### How to complete this task
Count each line below that has the word "text" in it, and give only the total.

### Data under study

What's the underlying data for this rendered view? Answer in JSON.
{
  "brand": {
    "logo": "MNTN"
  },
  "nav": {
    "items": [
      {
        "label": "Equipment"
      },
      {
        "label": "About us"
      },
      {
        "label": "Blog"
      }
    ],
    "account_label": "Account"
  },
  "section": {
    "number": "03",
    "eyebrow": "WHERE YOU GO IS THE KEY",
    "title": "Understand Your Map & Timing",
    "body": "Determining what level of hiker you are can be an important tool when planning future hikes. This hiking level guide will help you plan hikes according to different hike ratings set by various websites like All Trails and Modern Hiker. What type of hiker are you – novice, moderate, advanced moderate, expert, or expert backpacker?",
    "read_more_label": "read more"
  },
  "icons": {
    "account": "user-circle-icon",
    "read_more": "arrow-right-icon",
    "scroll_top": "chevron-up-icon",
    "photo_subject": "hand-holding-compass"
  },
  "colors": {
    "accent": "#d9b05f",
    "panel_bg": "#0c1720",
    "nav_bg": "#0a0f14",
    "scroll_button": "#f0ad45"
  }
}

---

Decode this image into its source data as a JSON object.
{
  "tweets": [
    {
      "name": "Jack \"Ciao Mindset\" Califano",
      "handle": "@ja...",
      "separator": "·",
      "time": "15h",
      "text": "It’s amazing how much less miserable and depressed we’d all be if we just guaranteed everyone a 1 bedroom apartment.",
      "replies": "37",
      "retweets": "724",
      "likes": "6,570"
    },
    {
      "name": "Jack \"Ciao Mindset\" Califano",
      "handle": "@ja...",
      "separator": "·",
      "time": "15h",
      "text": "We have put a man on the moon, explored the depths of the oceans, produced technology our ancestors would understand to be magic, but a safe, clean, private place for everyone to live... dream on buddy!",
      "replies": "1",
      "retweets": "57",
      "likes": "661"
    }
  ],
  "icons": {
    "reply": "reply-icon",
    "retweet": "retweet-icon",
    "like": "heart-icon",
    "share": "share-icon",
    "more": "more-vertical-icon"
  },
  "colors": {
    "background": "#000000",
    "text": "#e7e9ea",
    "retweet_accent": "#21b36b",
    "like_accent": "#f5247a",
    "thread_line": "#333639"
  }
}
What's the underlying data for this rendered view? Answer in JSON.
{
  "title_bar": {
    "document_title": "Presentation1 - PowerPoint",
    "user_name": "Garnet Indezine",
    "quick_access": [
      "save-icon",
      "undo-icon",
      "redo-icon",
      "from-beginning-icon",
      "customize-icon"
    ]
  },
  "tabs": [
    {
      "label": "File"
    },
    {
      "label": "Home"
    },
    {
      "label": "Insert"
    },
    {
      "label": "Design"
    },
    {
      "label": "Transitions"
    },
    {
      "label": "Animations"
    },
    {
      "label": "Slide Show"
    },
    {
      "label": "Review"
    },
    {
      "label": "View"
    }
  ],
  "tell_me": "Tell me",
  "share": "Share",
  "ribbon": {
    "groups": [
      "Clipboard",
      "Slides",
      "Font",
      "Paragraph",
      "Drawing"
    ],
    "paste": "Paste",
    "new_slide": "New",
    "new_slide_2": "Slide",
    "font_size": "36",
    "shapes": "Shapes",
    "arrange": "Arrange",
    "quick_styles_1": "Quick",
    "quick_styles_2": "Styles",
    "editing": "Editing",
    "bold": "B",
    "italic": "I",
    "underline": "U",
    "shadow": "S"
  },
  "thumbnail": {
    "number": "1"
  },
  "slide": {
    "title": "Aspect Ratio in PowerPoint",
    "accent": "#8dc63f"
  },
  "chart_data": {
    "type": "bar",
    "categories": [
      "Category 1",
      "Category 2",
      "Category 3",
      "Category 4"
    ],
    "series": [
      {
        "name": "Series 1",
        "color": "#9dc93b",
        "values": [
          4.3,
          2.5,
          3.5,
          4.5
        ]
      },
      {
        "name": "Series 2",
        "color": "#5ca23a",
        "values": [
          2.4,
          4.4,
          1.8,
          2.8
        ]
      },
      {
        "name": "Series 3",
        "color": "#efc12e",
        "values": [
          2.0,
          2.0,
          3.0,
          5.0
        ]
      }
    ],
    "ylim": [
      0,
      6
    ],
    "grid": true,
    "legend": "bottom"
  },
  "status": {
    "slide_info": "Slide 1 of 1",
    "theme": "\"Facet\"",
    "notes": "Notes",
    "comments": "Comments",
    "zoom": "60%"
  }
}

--

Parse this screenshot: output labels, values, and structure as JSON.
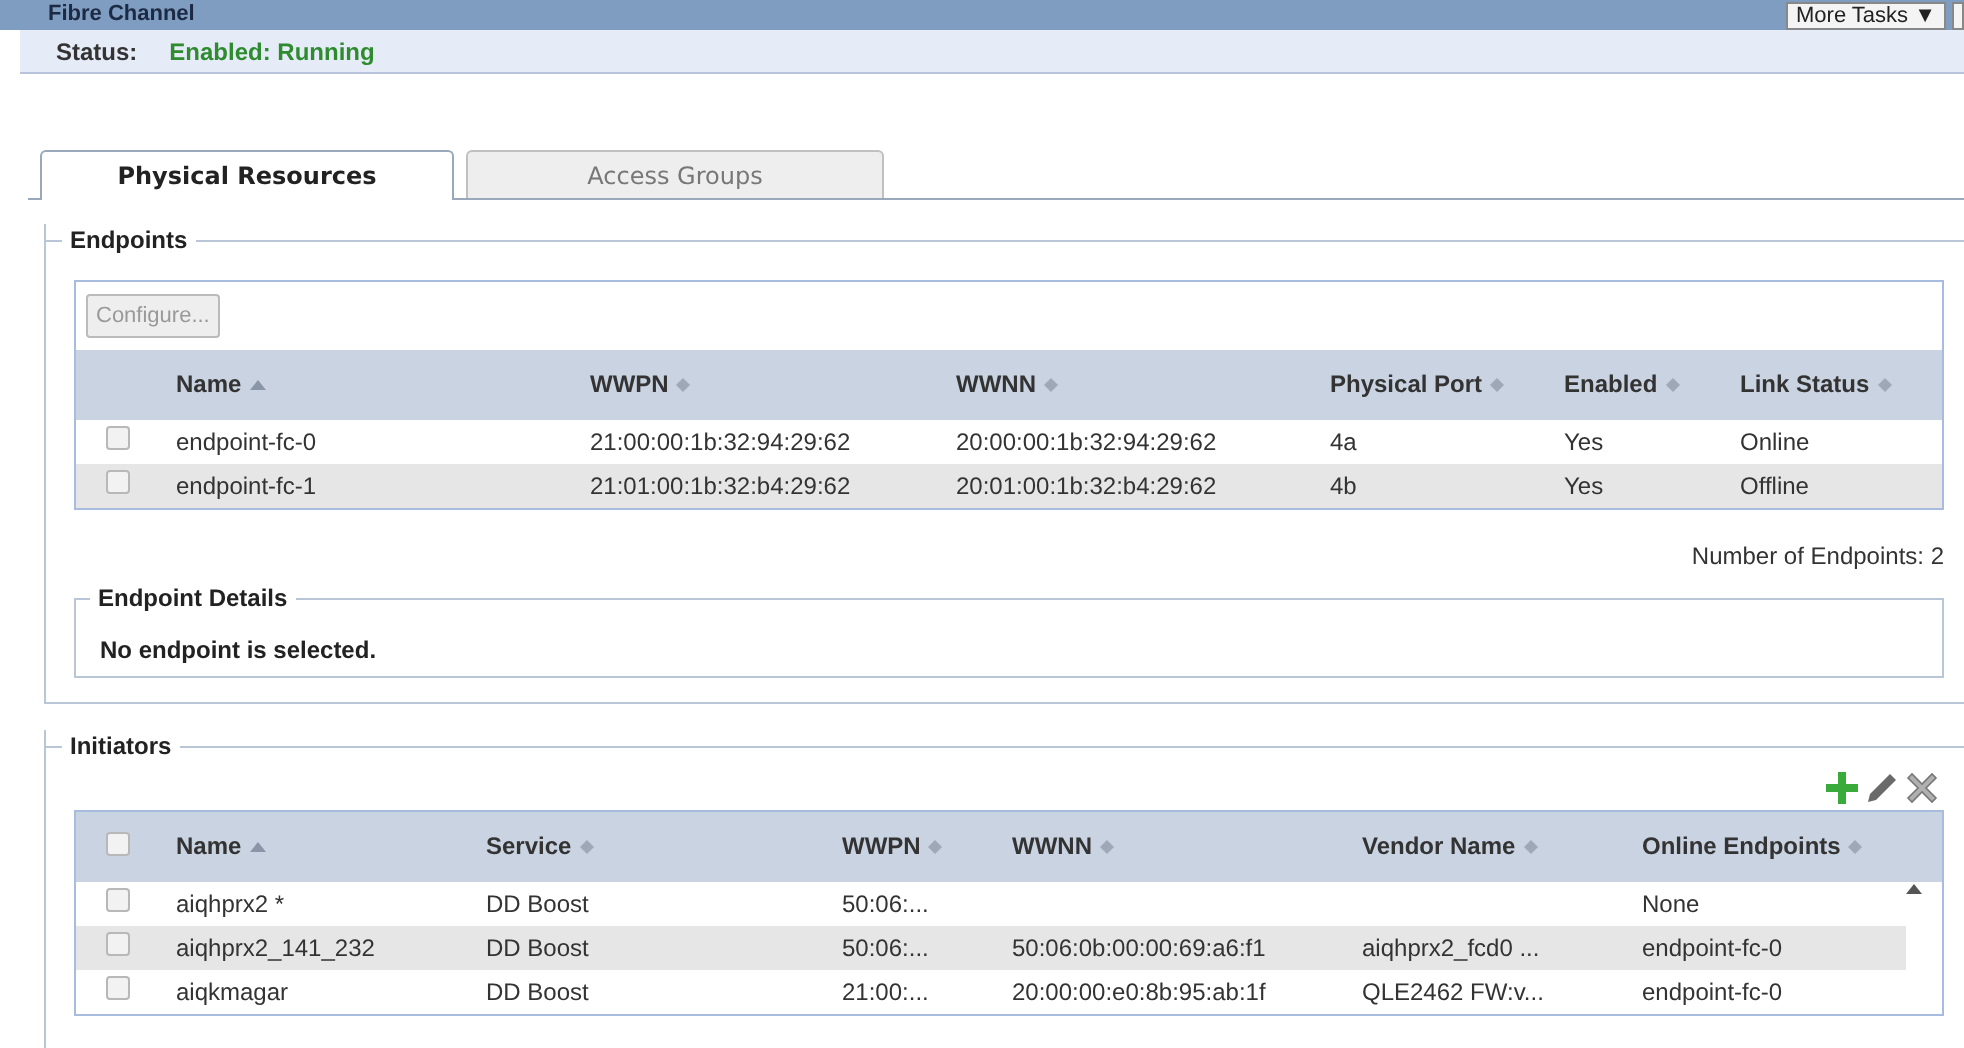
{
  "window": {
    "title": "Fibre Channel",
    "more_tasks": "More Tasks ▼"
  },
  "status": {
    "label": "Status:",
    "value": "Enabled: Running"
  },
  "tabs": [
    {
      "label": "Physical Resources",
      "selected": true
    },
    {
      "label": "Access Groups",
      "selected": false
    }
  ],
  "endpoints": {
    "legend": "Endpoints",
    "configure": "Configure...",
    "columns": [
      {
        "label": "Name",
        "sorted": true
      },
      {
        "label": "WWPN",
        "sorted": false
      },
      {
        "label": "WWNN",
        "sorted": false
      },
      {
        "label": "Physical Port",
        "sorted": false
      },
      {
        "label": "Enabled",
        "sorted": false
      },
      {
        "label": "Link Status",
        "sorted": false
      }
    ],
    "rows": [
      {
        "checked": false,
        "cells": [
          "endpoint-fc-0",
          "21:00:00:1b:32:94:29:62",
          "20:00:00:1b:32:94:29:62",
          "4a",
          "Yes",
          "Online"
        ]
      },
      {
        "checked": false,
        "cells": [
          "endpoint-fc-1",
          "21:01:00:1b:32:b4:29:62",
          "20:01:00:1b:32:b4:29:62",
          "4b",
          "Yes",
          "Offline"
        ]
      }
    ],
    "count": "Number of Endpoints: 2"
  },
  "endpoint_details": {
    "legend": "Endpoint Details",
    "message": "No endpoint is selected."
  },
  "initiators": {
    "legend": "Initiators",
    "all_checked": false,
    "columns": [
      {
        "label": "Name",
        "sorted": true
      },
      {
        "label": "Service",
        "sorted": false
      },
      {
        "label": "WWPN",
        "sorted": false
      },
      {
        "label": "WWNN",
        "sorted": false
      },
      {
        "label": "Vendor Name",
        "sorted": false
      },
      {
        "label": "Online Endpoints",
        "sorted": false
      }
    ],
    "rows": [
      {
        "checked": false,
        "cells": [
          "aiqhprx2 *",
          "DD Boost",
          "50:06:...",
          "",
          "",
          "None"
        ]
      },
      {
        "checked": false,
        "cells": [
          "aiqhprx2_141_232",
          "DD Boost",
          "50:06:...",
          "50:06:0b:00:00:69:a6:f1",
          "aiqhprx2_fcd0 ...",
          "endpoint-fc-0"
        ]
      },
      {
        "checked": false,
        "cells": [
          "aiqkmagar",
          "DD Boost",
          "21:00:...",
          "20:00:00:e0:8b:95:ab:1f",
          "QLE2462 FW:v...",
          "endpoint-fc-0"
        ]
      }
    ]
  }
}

### Expected answer
3